Distinguished Professor of Architecture Zeynep Celik, PhD, an architectural historian and award-winning author, is noted for her books and scholarly fine arts exhibits illuminating the Ottoman Empire, French colonial architecture and urbanism, and cross-cultural topics. Her most recent museum collaboration, “1001 Faces of Orientalism,” at the Sakip Sabanci Museum, Istanbul, was featured prominently in The New York Times. The show opened April 25, 2013 and will close Aug. 11, 2013.
Celik’s books include The Remaking of Istanbul: Portrait of an Ottoman City in the Nineteenth Century (1986), winner of the Institute of Turkish Studies Book Award, 1987; Displaying the Orient: Architecture of Islam at Nineteenth Century World’s Fairs (1992); Streets: Critical Perspectives on Public Space (1993—co-editor); Urban Forms and Colonial Confrontations: Algiers under French Rule (1997); Empire, Architecture, and the City: French-Ottoman Encounters, 1830-1914 (2008), winner of the Society of Architectural Historians Spiro Kostof Book Award, 2010; Walls of Algiers: Narratives of the City through Text and Image (2009—co-editor); and Scramble for the Past: A Story of Archaeology in Ottoman Empire, 1753-1914 (co-editor, 2011). She is also the author of many articles on cross-cultural topics.

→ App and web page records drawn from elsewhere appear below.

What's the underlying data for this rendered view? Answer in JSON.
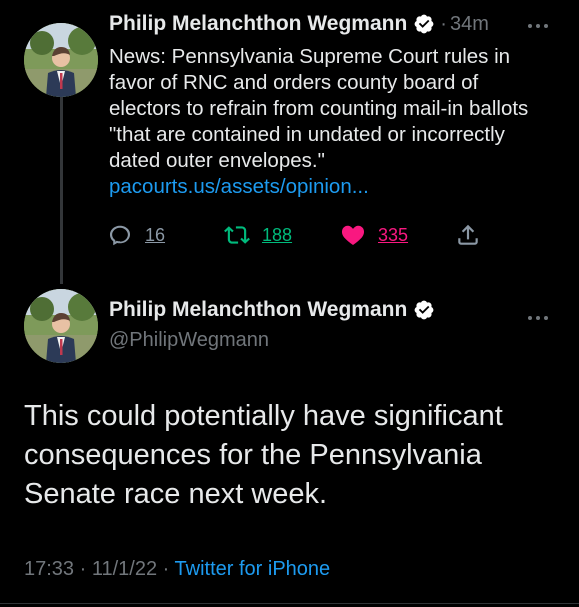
{
  "tweet1": {
    "author_name": "Philip Melanchthon Wegmann",
    "separator": "·",
    "timestamp": "34m",
    "text": "News: Pennsylvania Supreme Court rules in favor of RNC and orders county board of electors to refrain from counting mail-in ballots \"that are contained in undated or incorrectly dated outer envelopes.\"",
    "link": "pacourts.us/assets/opinion...",
    "replies": "16",
    "retweets": "188",
    "likes": "335",
    "more_icon": "more-dots-icon"
  },
  "tweet2": {
    "author_name": "Philip Melanchthon Wegmann",
    "handle": "@PhilipWegmann",
    "text": "This could potentially have significant consequences for the Pennsylvania Senate race next week.",
    "time": "17:33",
    "date": "11/1/22",
    "sep1": "·",
    "sep2": "·",
    "source": "Twitter for iPhone"
  },
  "colors": {
    "background": "#000000",
    "text": "#e7e9ea",
    "muted": "#71767b",
    "link": "#1d9bf0",
    "retweet": "#00ba7c",
    "like": "#f91880",
    "verified_badge": "#ffffff"
  }
}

Celik has received prestigious fellowships including support from the National Endowment for the Humanities (2012); John Simon Guggenheim (2004); and American Council of Learned Societies (2011, 2004, 1992).

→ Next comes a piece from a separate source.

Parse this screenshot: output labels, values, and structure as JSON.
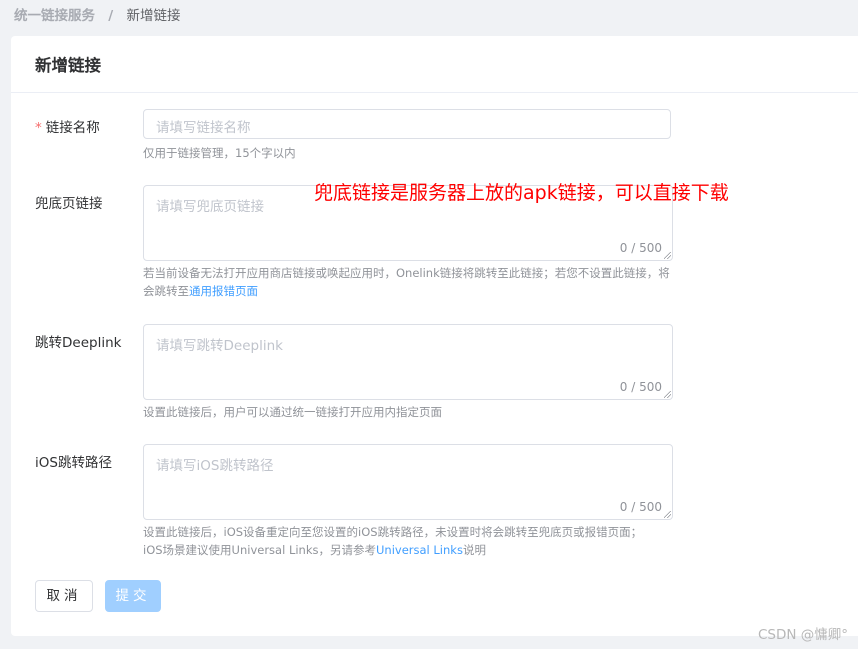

Celik served as the editor of the Journal of the Society of Architectural Historians (2000-2003). Prior to her most recent collaboration in Turkey, Celik co-curated “Walls of Algiers” at the Getty Research Institute, Los Angeles (May-October 2009) and “Scramble for the Past: A Story of Archaeology in the Ottoman Empire, 1753-1914” at Salt, Istanbul (October 2011-March 2012).
Celik received her PhD from the University of California, Berkeley.

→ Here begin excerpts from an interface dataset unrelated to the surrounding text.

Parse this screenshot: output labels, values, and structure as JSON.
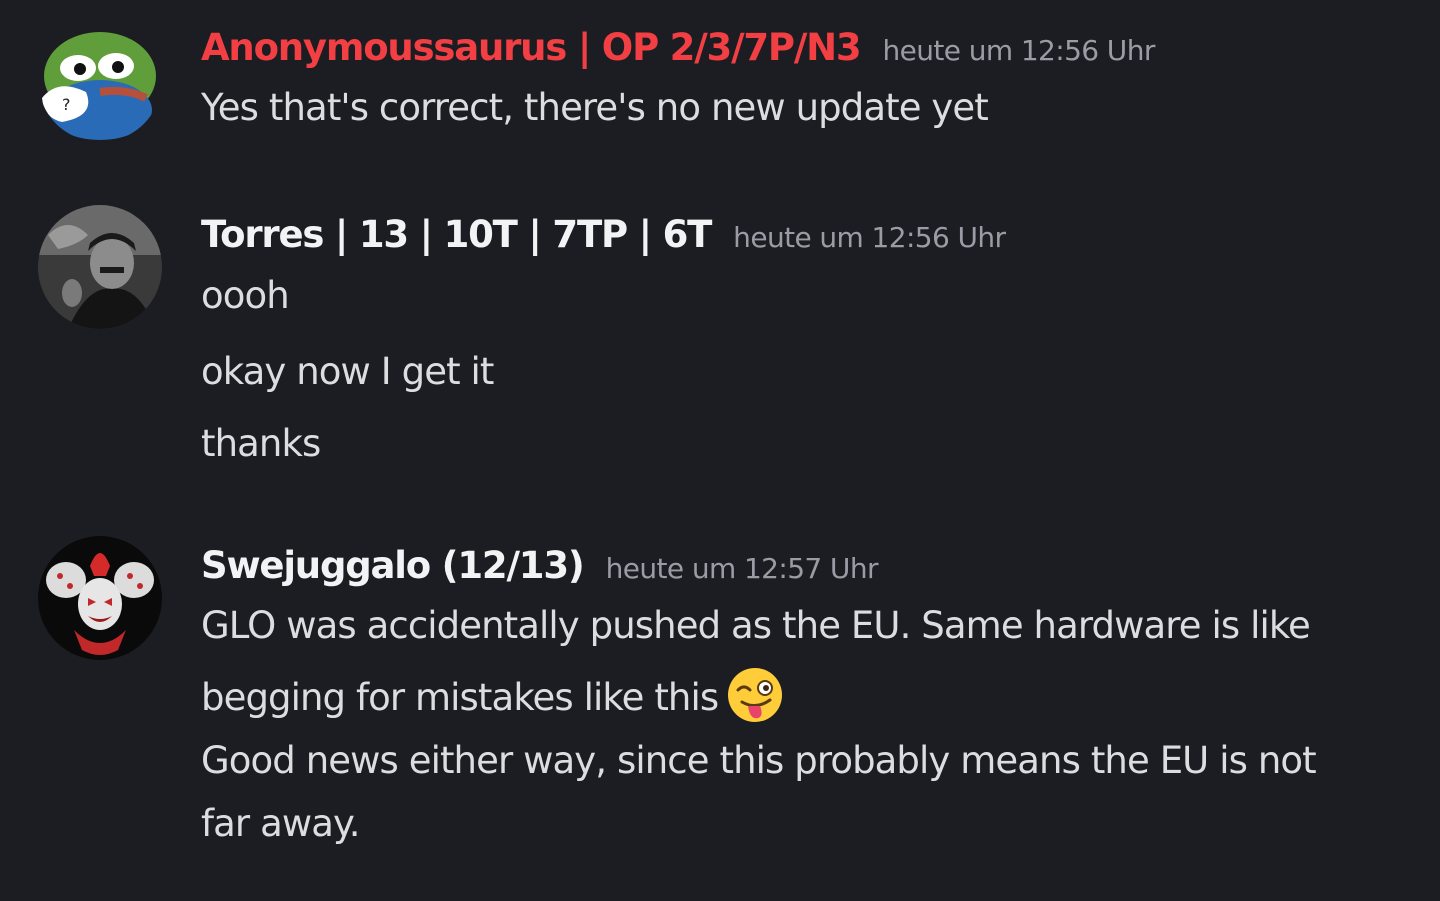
{
  "colors": {
    "background": "#1c1d22",
    "username_op": "#f23f43",
    "username_default": "#f2f3f5",
    "message_text": "#dbdee1",
    "timestamp": "#9a9ca5"
  },
  "messages": [
    {
      "username": "Anonymoussaurus | OP 2/3/7P/N3",
      "timestamp": "heute um 12:56 Uhr",
      "avatar": "pepe-frog-avatar",
      "lines": [
        "Yes that's correct, there's no new update yet"
      ]
    },
    {
      "username": "Torres | 13 | 10T | 7TP | 6T",
      "timestamp": "heute um 12:56 Uhr",
      "avatar": "bw-man-portrait-avatar",
      "lines": [
        "oooh",
        "okay now I get it",
        "thanks"
      ]
    },
    {
      "username": "Swejuggalo (12/13)",
      "timestamp": "heute um 12:57 Uhr",
      "avatar": "clown-avatar",
      "lines": [
        "GLO was accidentally pushed as the EU. Same hardware is like",
        "begging for mistakes like this",
        "Good news either way, since this probably means the EU is not",
        "far away."
      ],
      "emoji": "winking-face-with-tongue-emoji"
    }
  ]
}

Last updated: July 2013
Topics: architecture, urban history, architectural history